Nora G. Hertel
JoAnne Penny of Penny Lane Farm
"Oh, this is so good," said Greg Stroupe of Cottage Grove. He had just tried JoAnne Penny's sweet and sour sauce at the Isthmus Food & Wine Festival. Then Penny offered him a recipe for pork with her S.E. Asian Spicy sauce or her cherry ginger variety.
"I love cooking, and I love eating," said Penny, who drove from Door County to Madison on Friday morning. Some of the ingredients she uses come from her business Penny Lane Farm, and the cherries in the sauce are from Door County.
Penny Lane Farm is one of 80 vendors at the first Isthmus Food & Wine Festival, which opened Friday and concludes Saturday at the Alliant Energy Center Exhibition Hall.
The scene on Friday night was a feast for more than just the taste buds. Presenters shared recipes and cooking tips and guests took turns spinning a Ho-Chunk wheel for prizes. But local and artisanal food took center stage with strong representation from cheese, spirits, and charcuterie.

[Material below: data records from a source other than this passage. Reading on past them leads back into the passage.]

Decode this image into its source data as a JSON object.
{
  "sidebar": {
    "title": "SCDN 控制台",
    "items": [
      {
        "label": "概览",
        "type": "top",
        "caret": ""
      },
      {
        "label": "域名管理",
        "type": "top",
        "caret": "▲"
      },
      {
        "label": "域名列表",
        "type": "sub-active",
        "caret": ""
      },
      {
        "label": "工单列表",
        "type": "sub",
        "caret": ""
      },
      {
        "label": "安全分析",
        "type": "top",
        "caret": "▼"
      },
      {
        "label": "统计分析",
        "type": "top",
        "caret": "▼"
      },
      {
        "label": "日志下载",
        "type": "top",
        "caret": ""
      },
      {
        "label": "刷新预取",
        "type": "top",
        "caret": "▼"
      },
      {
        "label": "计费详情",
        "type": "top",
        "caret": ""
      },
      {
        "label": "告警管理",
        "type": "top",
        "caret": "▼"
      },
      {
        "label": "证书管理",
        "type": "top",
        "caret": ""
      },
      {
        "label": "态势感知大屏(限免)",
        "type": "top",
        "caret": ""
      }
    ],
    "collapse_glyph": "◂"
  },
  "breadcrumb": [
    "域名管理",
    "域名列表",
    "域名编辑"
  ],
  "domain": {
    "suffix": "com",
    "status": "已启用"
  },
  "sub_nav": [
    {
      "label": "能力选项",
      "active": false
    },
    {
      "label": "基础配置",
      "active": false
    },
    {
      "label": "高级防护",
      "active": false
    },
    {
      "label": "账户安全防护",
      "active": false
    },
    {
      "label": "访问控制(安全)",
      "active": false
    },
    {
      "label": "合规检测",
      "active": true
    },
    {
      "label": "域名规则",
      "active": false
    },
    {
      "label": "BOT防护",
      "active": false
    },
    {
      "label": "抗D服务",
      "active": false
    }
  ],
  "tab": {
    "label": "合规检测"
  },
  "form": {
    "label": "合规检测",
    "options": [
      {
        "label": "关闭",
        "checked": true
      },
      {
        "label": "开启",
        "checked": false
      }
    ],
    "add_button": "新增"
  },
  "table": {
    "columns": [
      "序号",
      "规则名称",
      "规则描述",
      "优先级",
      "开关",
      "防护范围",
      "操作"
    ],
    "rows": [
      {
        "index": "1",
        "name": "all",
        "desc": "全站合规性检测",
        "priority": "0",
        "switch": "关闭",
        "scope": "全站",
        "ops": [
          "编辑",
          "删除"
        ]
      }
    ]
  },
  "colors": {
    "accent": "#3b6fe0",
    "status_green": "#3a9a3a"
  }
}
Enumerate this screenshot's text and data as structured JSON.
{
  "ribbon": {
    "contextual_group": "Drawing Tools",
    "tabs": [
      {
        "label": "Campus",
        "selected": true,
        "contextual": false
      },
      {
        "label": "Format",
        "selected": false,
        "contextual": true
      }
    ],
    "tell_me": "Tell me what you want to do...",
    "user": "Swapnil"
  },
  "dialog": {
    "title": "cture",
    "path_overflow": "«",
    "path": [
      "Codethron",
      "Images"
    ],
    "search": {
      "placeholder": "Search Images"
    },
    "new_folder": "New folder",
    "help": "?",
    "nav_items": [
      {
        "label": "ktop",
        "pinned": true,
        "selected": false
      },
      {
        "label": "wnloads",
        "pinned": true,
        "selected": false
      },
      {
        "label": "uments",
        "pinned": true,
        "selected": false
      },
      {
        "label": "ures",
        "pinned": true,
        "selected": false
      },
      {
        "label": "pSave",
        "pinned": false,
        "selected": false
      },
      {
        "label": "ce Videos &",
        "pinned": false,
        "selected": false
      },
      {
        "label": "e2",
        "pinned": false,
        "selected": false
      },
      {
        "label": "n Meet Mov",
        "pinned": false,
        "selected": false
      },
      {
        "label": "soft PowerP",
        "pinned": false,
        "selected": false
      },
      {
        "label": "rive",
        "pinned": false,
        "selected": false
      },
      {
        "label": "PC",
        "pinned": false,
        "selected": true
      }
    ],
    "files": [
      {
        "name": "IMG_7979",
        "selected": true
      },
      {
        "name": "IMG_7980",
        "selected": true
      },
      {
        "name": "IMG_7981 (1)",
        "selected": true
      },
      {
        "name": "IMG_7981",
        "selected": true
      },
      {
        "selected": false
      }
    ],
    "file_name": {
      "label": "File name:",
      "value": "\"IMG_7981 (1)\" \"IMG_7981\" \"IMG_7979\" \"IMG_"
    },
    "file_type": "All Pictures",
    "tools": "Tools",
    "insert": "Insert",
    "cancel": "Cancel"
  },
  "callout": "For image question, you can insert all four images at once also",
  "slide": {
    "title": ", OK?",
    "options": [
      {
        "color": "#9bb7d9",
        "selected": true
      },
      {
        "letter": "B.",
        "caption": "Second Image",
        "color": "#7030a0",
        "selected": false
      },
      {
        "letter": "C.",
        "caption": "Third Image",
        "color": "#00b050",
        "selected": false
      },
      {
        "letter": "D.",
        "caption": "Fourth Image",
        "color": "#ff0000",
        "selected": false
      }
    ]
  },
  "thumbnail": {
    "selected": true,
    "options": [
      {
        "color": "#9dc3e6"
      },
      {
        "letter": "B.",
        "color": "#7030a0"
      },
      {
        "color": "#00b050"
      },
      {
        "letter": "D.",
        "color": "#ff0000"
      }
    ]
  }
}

Like most food events in the Dairy State, the festival featured many cheeses. Noble View Creamery attracted a little extra attention with two skillets of sizzling cheese cubes.
"It gives a little table presence," said Jay Noble, a sixth-generation dairy farmer and first-generation cheese maker. "[The cheese] doesn't melt, it just gets soft and a little squeaky."
Noble started making cheese in 2010 to stabilize the market for his milk, which he said experiences high highs and low lows. He will soon be adding 250 cows to his current herd of 300 in Union Grove, south of Milwaukee. "[Business is] picking up nice," said Noble, and is now "at the point where we can expand."
Although "wine" is in the title of the festival, several vendors featured beers and cocktails. Luctor International, a distributor based in Milwaukee, served a PB&J cocktail with grape juice and peanut butter and jelly flavored vodka from the Netherlands. It's only missing the bread, said Scott Hallatt, a sales representative.
The selection from Luctor International included flavored vodkas, aged Abuelo rums from Panama, and an unusual whiskey from Canada. Tap 357 produces whiskeys aged for three, five, and seven years, blended with Canadian maple syrup. "You could pour that on your pancakes," said Hallatt.
On the other side of the exhibition hall, Madison-based Quince & Apple offered tastes of a tart cherry grenadine and rhubarb hops to spruce up gin and tonics or other cocktails.
The variety of charcuterie on hand proves the popularity of the artisanal food and drink trend. Osteria Papavero, Bolzano Artisan Meats, Black Earth Meats, and Underground Meats featured locally butchered and cured (or uncured) salamis.
Alessandro Monachello stood behind a pile of salame, coppa, lonzino, pancetta, head cheese, and pork liver pate from Osteria Papavero. He noted that Papavero prepares its meats "from the beginning, to the plate," that is, from the butchering of a whole pig to the serving platter.
"Now it's very trendy and so many other people started to do charcuterie in Madison," added Monachello, a native of Sicily who's been in Madison almost seven years.
Underground Meats, a part of the Underground Food Collective, featured the best batch of its Tuscan salami, the favorite of manager Jerry Traczyk. After fiddling with the casing and the balance of red wine, garlic, fennel, salt, and pepper, they finally got it just right.
"We're not messing with it anymore," said Underground Meats' Ben Jackson, "this is the best batch we've made yet."
Across the hall, Fifth Season Cooperative shared information about the network of farmers, businesses, consumers sharing local food in southern Wisconsin. And Community Action Coalition collected donations in exchange for souvenir photos. Its booth offered accessories for attendees to dress up and have their photos taken; donations go to the food and gardens division of Community Action Coalition.
Chris Brockel, food and gardens division manager at the Coalition, noticed an increase in participants as the night wore on. "It started off slow, but now, after a few drinks..." he said.
Most likely those eating at the festival enjoyed their dishes out of a traditional order. The Willy Street Co-op booth stood near the entrance, showcasing desserts: Smores cupcakes and French-style pastries with almond filling.
A few booths away, Loren Leoni and Bianca Singer dished up some of the 450 mini-cupcakes they brought from Gigi's Cupcakes at Hilldale. Flavors ranged from raspberry lemonade and strawberry champagne to a chocolate "Midnight Magic" flavor.
"It's not bad to try one of each," said Leoni.
The fest continues Saturday, October 20, from 2-6 p.m., with samples, cooking demonstrations, and more.